- You’ll start slowly and gradually increase the intensity of the workouts to minimize the risk of re-injury,
- You’ll focus on the strength and flexibility of both your feet and ankles,
- It’ll be important to practice walking barefoot or in shoes with a flexible sole to help you regain your natural walking pattern (gait).
Take your time and be patient. It may take several weeks or even months to regain your strength and mobility fully, and once the bone has healed, you will likely need to wear a special shoe or insert to keep the foot from moving back into the old position.
Motion Range Therapy
Besides recovering your natural walking pattern, you’ll also do some motion range therapy (MRT). This is often recommended after bunion surgery because it works your range of motion in the foot and ankle and decreases pain.
There are a few different types of MRT, but all involve exercises that help to stretch and strengthen the muscles and ligaments around your ankle and foot. They can be done at home with simple equipment like resistance bands or rubber tubing.
Balance and Strengthening Workouts
Balance and strengthening workouts can help you rebuild your foot’s strength and prevent muscular atrophy; this is bound to happen when a muscle is inactive for long enough.
Let your PT recommend gentle strengthening exercises for your feet and ankles to prevent muscle degradation. The entire leg is crucial for regaining the same range of motion as before, but the good news is that you can exercise at home to work on this.
Are There Some Exercises You Can Do at Home?
Your PT will give you some exercises to continue at home to regain strength and mobility in your feet. A few easy home exercises include:
- Pointing and flexing the feet helps improve ankle flexibility and range of motion. Point your toes forward, then flex them back towards your shin. Repeat 10-15 times,
- Toe curls will strengthen the feet and improve toe muscle coordination. Curl your toes up towards your shin, then slowly release 10-15 times,
- Heel raises improve muscle strength in the calf and Achilles tendon.

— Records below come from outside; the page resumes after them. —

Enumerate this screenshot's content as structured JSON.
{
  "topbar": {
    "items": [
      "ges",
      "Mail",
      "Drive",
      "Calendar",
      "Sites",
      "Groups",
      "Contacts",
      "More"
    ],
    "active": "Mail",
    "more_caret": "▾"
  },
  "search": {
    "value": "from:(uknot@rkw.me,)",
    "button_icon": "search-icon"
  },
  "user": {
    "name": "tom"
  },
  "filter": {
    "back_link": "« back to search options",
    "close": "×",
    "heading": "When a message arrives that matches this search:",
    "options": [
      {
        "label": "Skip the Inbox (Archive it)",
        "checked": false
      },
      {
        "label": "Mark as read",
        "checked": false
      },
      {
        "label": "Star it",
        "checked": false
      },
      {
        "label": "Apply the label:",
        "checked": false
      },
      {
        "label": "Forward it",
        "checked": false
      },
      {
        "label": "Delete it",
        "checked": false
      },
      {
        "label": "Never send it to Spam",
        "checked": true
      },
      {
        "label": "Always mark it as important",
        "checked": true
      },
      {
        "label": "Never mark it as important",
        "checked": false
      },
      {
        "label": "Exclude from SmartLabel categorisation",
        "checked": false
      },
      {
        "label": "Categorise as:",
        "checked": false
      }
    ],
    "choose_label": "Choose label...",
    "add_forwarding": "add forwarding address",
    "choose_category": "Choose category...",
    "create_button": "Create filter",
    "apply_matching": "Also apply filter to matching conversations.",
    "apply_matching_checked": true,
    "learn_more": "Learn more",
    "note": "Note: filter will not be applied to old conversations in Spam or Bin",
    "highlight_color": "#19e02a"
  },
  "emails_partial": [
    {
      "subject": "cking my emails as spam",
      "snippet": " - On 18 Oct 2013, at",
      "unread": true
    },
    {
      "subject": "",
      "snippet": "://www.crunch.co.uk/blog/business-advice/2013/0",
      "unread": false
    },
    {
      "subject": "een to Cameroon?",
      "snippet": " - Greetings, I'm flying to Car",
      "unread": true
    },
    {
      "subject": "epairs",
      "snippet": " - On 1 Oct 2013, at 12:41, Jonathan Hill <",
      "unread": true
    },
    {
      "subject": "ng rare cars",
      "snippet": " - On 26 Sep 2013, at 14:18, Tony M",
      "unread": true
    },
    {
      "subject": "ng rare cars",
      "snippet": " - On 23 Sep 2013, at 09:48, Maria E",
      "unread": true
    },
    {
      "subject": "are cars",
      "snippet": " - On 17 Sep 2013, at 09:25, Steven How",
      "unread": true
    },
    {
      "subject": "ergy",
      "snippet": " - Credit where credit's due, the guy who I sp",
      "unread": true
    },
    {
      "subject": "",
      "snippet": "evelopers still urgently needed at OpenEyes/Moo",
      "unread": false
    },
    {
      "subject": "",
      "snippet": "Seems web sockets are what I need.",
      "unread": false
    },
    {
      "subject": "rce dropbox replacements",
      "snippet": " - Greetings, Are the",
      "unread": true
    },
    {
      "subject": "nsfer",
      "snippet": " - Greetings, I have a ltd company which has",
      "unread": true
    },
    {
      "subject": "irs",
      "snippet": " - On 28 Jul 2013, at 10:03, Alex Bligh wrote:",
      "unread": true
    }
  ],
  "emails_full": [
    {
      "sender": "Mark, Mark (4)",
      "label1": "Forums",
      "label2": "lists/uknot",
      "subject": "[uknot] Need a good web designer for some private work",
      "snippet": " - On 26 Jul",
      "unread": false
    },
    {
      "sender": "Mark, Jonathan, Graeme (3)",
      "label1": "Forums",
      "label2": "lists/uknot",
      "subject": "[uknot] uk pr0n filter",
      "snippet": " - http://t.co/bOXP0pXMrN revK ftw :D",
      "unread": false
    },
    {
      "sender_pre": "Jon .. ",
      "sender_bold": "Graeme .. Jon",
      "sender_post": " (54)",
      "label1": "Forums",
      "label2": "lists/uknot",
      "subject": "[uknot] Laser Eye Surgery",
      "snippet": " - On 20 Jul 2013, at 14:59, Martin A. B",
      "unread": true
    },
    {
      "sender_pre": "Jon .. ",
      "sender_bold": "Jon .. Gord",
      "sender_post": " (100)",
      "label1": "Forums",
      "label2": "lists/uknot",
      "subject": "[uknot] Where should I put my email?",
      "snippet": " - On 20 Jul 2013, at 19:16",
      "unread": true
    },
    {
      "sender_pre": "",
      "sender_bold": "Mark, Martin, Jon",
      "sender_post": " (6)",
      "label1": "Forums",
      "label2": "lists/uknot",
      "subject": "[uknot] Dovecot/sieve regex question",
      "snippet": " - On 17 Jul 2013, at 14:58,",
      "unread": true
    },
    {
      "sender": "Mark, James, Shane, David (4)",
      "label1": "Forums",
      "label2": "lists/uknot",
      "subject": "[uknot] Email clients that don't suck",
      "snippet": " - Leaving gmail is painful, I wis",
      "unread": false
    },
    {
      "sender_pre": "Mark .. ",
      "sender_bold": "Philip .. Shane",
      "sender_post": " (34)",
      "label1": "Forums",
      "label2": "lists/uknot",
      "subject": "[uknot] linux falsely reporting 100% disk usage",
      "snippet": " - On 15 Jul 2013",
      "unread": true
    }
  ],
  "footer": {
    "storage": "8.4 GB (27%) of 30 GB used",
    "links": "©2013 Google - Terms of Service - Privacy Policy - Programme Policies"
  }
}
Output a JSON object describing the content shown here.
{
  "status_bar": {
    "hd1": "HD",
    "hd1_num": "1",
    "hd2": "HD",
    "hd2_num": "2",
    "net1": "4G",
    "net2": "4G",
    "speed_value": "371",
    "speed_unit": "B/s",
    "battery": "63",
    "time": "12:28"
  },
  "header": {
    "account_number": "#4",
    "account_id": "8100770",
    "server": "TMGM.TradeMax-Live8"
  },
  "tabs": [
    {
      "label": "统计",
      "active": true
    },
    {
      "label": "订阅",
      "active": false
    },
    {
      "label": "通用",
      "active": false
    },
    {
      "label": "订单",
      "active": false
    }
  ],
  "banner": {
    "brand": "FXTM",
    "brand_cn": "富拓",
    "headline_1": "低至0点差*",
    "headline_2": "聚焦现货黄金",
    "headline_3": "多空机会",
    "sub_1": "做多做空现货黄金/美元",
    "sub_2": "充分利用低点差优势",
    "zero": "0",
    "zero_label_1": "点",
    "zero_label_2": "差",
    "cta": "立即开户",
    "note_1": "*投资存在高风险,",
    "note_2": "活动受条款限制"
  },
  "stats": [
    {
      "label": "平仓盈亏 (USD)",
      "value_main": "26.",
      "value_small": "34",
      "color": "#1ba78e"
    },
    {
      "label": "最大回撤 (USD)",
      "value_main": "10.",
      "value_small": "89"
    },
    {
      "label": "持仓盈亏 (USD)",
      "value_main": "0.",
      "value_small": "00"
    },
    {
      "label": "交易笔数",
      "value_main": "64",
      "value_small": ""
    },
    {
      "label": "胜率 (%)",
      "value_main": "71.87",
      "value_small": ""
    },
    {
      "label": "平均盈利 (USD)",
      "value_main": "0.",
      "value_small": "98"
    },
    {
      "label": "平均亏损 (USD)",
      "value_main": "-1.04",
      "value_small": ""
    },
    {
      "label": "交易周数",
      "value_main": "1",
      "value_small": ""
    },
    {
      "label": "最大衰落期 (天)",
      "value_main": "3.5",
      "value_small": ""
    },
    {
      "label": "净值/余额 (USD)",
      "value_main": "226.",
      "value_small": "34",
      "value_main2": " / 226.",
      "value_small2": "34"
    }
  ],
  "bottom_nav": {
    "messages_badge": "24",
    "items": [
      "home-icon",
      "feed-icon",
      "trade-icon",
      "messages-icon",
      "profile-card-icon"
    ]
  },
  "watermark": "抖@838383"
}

Lift your heels off of the ground, then slowly lower them back down, also 10-15 times,
- Ankle circles improve the ankle joint’s range of motion and flexibility. Make circles with your ankles in one direction for 10-15 reps, switch directions, and do the same on the other side.
Can a Surgeon Recommend You Some Physical Therapy Tips?
A surgeon can and will recommend some exercises since they’re best acquainted with the type of recovery and injury you’re facing. A physical therapist can simply follow the surgeon’s instructions and build upon them as they notice progress over time.
For the best surgeons and comfortable post-operative recovery, contact Luxe Foot Surgery. We’re a team of dedicated medical professionals who can answer all your inquiries. You can fill out a contact form on our website or call us anytime between 9 am and 5 pm on weekdays.
When Do You Start Physical Therapy After Bunion Surgery?
After minimally invasive surgery, it’s necessary to rest and wait for the pain and swelling to reduce. However, it’s possible to start working out your big toe after three days, with guidance from your surgeon and PT. This process lasts for at least six weeks.
What Exercises Should I Do After Bunion Surgery?
During your recovery from bunion surgery, you can perform many different exercises. For a start, during the first few days of recovery, you’ll most likely do only toe raises, lifts, and bends, to regain mobility in them. As recovery progresses, so will your physical therapy and exercises.
Why Do You Need Physical Therapy After Bunion Surgery?
While resting and recovering are crucial, PT is necessary after surgery because the muscles need to be worked. Muscle tissue can atrophy and degrade over long periods of inactivity, and losing functions in your ankles, feet, and toes can cause severe damage.
When Can You Bend Your Toe After Bunion Surgery?
Recovery time varies from individual to individual, but most people can bend their toes just several days after surgery. However, pushing them to flex fully will only be harmful; follow your body’s cues and don’t overdo it.